Mindy Sterling, “Frau Farbissina” I met Mike when he came and did some improv shows with us at the Groundling Theatre and he tried out Austin Powers. I think Jay saw that particular show, and I must have done some kind of German woman. They asked if I would come in and audition.
Mimi Rogers, “Mrs. Kensington” Initially, they were talking to me about playing Alotta Fagina, but I was doing something where the dates couldn’t work. So it ended up being Mrs. Kensington.
Larry Thomas, “blackjack dealer” My manager kept calling and told me Mike Myers wrote this film called Austin Powers and there was this really fun character called Number Two. They didn’t have an answer from their celebrity offer, and I was halfway there when she told me the celebrity offer was taken, but they wanted to offer me a cameo because they liked me as the Soup Nazi in Seinfeld.
Clint Howard, “radar operator” It was a simple thing. Jay explained to me they were kind of doing a goof on the Apollo 13 flight control guy.
Roach Everything was shot in L.A. on backlots except the Vegas stuff. Outside Dr. Evil’s lair was Red Rock; we shot right outside Vegas. I think the main backlot at Paramount was the one we used to set up that whole opening Carnaby Street scene.
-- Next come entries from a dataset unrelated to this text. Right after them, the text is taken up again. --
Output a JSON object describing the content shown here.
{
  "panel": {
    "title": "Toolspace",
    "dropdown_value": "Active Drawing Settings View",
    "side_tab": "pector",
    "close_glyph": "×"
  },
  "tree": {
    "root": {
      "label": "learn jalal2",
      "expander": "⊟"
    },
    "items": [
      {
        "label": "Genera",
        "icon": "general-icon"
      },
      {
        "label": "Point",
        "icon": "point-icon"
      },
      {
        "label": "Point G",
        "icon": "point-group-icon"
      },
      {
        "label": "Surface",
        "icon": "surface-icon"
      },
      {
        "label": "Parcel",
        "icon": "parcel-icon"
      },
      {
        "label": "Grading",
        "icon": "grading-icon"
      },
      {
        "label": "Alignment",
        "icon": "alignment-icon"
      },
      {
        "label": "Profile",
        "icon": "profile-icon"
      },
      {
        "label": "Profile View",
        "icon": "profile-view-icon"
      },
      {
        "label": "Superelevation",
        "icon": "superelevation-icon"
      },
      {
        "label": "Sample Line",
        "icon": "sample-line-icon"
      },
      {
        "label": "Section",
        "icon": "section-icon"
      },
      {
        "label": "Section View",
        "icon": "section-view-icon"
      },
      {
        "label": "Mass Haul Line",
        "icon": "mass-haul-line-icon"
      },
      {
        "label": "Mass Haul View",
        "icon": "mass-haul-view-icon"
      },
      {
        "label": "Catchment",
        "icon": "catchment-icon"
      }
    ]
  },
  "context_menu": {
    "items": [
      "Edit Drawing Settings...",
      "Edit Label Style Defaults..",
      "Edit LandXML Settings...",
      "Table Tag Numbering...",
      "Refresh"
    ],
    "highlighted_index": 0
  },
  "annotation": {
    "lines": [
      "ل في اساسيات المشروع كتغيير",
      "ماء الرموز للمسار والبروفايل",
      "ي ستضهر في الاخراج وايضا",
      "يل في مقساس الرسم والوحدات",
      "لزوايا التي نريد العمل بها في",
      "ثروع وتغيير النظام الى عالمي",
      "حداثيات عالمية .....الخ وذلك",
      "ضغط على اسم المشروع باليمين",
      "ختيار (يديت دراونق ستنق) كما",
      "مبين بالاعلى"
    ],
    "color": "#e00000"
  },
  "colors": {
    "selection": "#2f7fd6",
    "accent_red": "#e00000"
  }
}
Myers The song “Soul Bossa Nova” was on a game show in Canada called Definition. It was just swinger music. Quincy Jones had to remaster it, I remember, because it speeds up and slows down.
Quincy Jones, musician, composer I wrote “Soul Bossa Nova” in 20 minutes 55 years ago, and it just keeps resurrecting itself. I worked with Mike when I hosted SNL in 1990. We became friends, so when they reached out to ask for permission to use the song, I happily agreed.
A version of this story first appeared in the April 26 issue of The Hollywood Reporter magazine. To receive the magazine, click here to subscribe.